Roughly 1.6 billion people around the world depend on forest landscapes and around 1.2 billion smallholders use trees on farms to generate food and cash. Many of these people have not economic or social safety nets but the influence of different crisis, like Covid-19 has hit hard these people. The impacts of Covid-19 can be recognized on many different levels.
Afforestation and planting activities have been negatively impacted during the COVID-19. Family forestry dependent on forest-based activities and their economy has declined. Trade of forest products have had direct implications for the economic vulnerability: supply chains affected impacting on exports of timber and imports of spares and machinery. In some countries forest production is reduced, in some countries forest industry has paralyzed, however, in most of the countries operations has been going on. Some governments have stated forestry production as an essential activity and governments have created a fund for small entrepreneurs.
Illegal logging has been under observation since illegal logging has had negative influence on the forests’ quality ad timber market. Livelihoods of forest-dependent families have been suffering from decreased income and revenues, lower investments and increased costs for forest companies. Silviculture operations and community mobilization are delayed. Lockdown and harvesting season happened at the same time: delays in getting permits and approvals and impacts on harvesting patterns.

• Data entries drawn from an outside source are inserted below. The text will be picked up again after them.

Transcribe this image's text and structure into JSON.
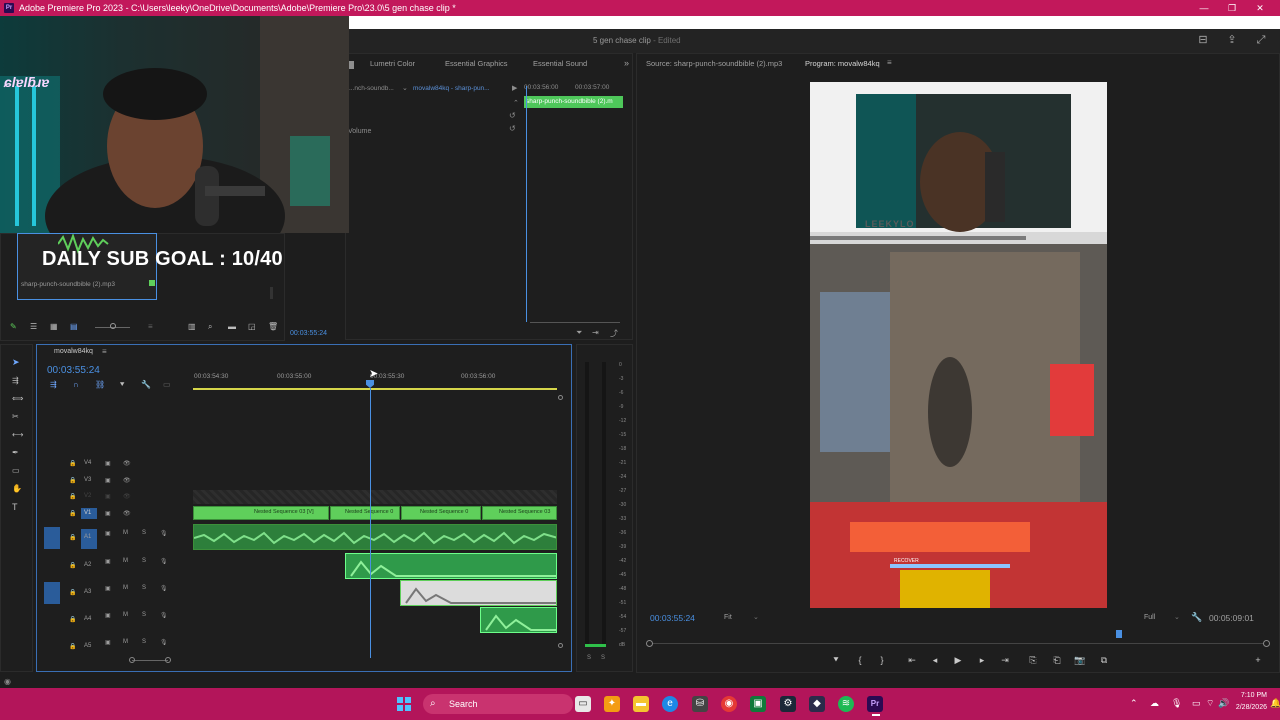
{
  "window": {
    "title": "Adobe Premiere Pro 2023 - C:\\Users\\leeky\\OneDrive\\Documents\\Adobe\\Premiere Pro\\23.0\\5 gen chase clip *",
    "project_name": "5 gen chase clip",
    "project_state": "- Edited"
  },
  "stream_overlay": {
    "goal_text": "DAILY SUB GOAL : 10/40",
    "webcam_logo": "ɕlɐlƃɹɐ"
  },
  "effect_controls": {
    "tabs": [
      "Lumetri Color",
      "Essential Graphics",
      "Essential Sound"
    ],
    "source_label": "...nch-soundb...",
    "clip_label": "movalw84kq - sharp-pun...",
    "property": "Volume",
    "mini_clip": "sharp-punch-soundbible (2).m",
    "time_a": "00:03:56:00",
    "time_b": "00:03:57:00",
    "timecode": "00:03:55:24"
  },
  "project_panel": {
    "item_name": "sharp-punch-soundbible (2).mp3"
  },
  "source_monitor": {
    "tab": "Source: sharp-punch-soundbible (2).mp3"
  },
  "program_monitor": {
    "tab": "Program: movalw84kq",
    "current_time": "00:03:55:24",
    "fit": "Fit",
    "quality": "Full",
    "duration": "00:05:09:01",
    "hud_text": "RECOVER",
    "banner_text": "LEEKYLO"
  },
  "timeline": {
    "sequence_name": "movalw84kq",
    "current_time": "00:03:55:24",
    "ruler": [
      "00:03:54:30",
      "00:03:55:00",
      "00:03:55:30",
      "00:03:56:00"
    ],
    "video_tracks": [
      "V4",
      "V3",
      "V2",
      "V1"
    ],
    "audio_tracks": [
      "A1",
      "A2",
      "A3",
      "A4",
      "A5"
    ],
    "clips": [
      "Nested Sequence 03 [V]",
      "Nested Sequence 0",
      "Nested Sequence 0",
      "Nested Sequence 03"
    ]
  },
  "audio_meter": {
    "labels": [
      "0",
      "-3",
      "-6",
      "-9",
      "-12",
      "-15",
      "-18",
      "-21",
      "-24",
      "-27",
      "-30",
      "-33",
      "-36",
      "-39",
      "-42",
      "-45",
      "-48",
      "-51",
      "-54",
      "-57",
      "dB"
    ],
    "solo": [
      "S",
      "S"
    ]
  },
  "taskbar": {
    "search_label": "Search",
    "time": "7:10 PM",
    "date": "2/28/2026"
  },
  "colors": {
    "accent": "#c2185b",
    "clip_green": "#5fcf5b",
    "selection_blue": "#3a6fb5",
    "playhead": "#4a90e2"
  }
}
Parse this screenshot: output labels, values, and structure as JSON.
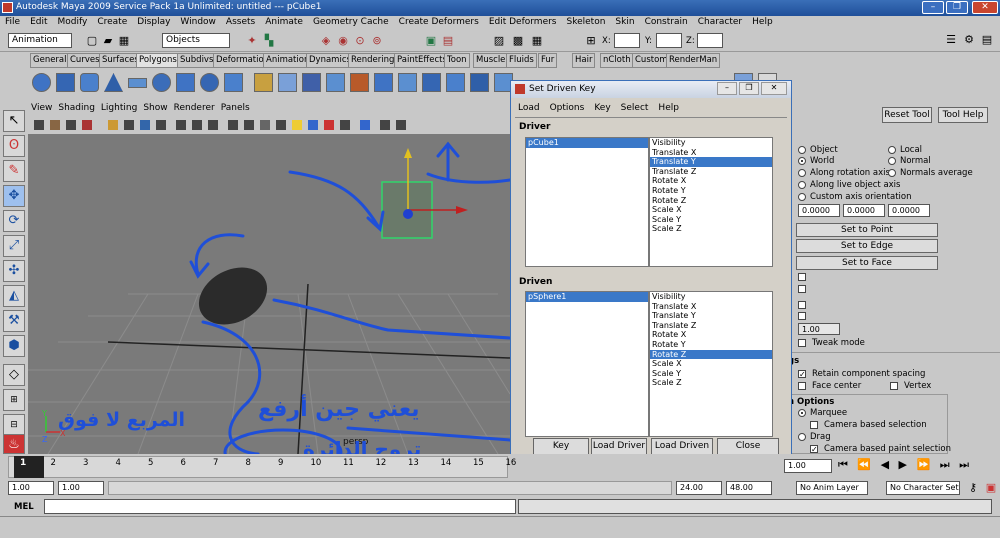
{
  "window": {
    "title": "Autodesk Maya 2009 Service Pack 1a Unlimited: untitled   ---   pCube1",
    "min": "–",
    "max": "❐",
    "close": "✕"
  },
  "menubar": [
    "File",
    "Edit",
    "Modify",
    "Create",
    "Display",
    "Window",
    "Assets",
    "Animate",
    "Geometry Cache",
    "Create Deformers",
    "Edit Deformers",
    "Skeleton",
    "Skin",
    "Constrain",
    "Character",
    "Help"
  ],
  "statusline": {
    "menu_set": "Animation",
    "select_by": "Objects",
    "x_label": "X:",
    "y_label": "Y:",
    "z_label": "Z:"
  },
  "shelf_tabs": [
    "General",
    "Curves",
    "Surfaces",
    "Polygons",
    "Subdivs",
    "Deformation",
    "Animation",
    "Dynamics",
    "Rendering",
    "PaintEffects",
    "Toon",
    "Muscle",
    "Fluids",
    "Fur",
    "Hair",
    "nCloth",
    "Custom",
    "RenderMan"
  ],
  "shelf_active": "Polygons",
  "viewport": {
    "menu": [
      "View",
      "Shading",
      "Lighting",
      "Show",
      "Renderer",
      "Panels"
    ],
    "camera_label": "persp"
  },
  "timeline": {
    "ticks": [
      "1",
      "2",
      "3",
      "4",
      "5",
      "6",
      "7",
      "8",
      "9",
      "10",
      "11",
      "12",
      "13",
      "14",
      "15",
      "16"
    ],
    "current": "1",
    "current_frame": "1.00"
  },
  "range": {
    "start": "1.00",
    "start2": "1.00",
    "end": "24.00",
    "end2": "48.00",
    "anim_layer": "No Anim Layer",
    "char_set": "No Character Set"
  },
  "cmdline": {
    "label": "MEL"
  },
  "toolsettings": {
    "reset": "Reset Tool",
    "help": "Tool Help",
    "options": [
      "Object",
      "World",
      "Along rotation axis",
      "Along live object axis",
      "Custom axis orientation"
    ],
    "options_right": [
      "Local",
      "Normal",
      "Normals average"
    ],
    "values": [
      "0.0000",
      "0.0000",
      "0.0000"
    ],
    "set_point": "Set to Point",
    "set_edge": "Set to Edge",
    "set_face": "Set to Face",
    "step": "1.00",
    "tweak": "Tweak mode",
    "gs_label": "gs",
    "retain": "Retain component spacing",
    "face_center": "Face center",
    "vertex": "Vertex",
    "sel_options": "n Options",
    "marquee": "Marquee",
    "camera_sel": "Camera based selection",
    "drag": "Drag",
    "camera_paint": "Camera based paint selection"
  },
  "sdk": {
    "title": "Set Driven Key",
    "menu": [
      "Load",
      "Options",
      "Key",
      "Select",
      "Help"
    ],
    "driver_label": "Driver",
    "driven_label": "Driven",
    "driver_object": "pCube1",
    "driven_object": "pSphere1",
    "attributes": [
      "Visibility",
      "Translate X",
      "Translate Y",
      "Translate Z",
      "Rotate X",
      "Rotate Y",
      "Rotate Z",
      "Scale X",
      "Scale Y",
      "Scale Z"
    ],
    "driver_selected": 2,
    "driven_selected": 6,
    "buttons": {
      "key": "Key",
      "load_driver": "Load Driver",
      "load_driven": "Load Driven",
      "close": "Close"
    }
  },
  "annotations": {
    "line1": "يعني جين أرفع",
    "line2": "المربع لا فوق",
    "line3": "تروح الدائرة"
  },
  "colors": {
    "accent": "#3a78c8",
    "annotation": "#1f4fd8",
    "viewport": "#7a7a7a"
  }
}
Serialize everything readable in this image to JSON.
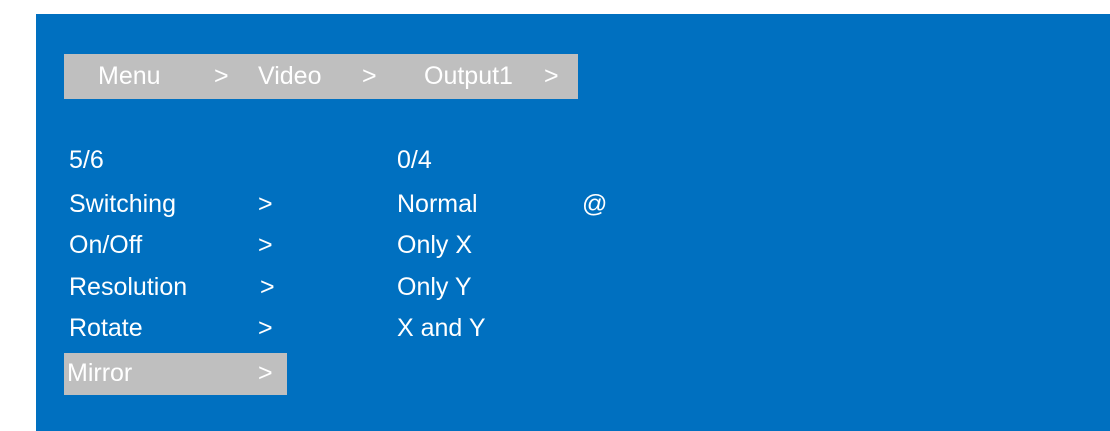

Decline in tourism affect livelihoods of those family forest owners who depended on eco-tourism and has shown directly in forest owners’ incomes. This has appeared also in the raising amount of illegal logging and illegal extraction of forest resources has occurred. At the pandemic time communities have used forests for food and fodder. Some forest owners have not had an opportunity to governments’ forest finances.
IFFA stated in the UNFF in 2017 that IFFA supports improvement of achieving gender equality and empowering all women and girls. Without women societies go on only with a half of power. Educating women as well as giving them equal right to work and to own property promote families’ welfare and improve prosperity in communities. COVID-19 has shown that in family forestry women and girls have been most vulnerable due to lack of jobs, more stress e.g. trying to balance work (or lack of it) with personal life. Home schooling has in some cases been impossible. Therefore, it is important to continue to support women and girls in the future as well.
IFFA highlights the importance of small forest producer’s opportunity to have an influence on political decisions at national, regional and international level in different crisis. At the same time family forest producers continue to promote sustainable forest management as a tool to secure the resilience for forest and people.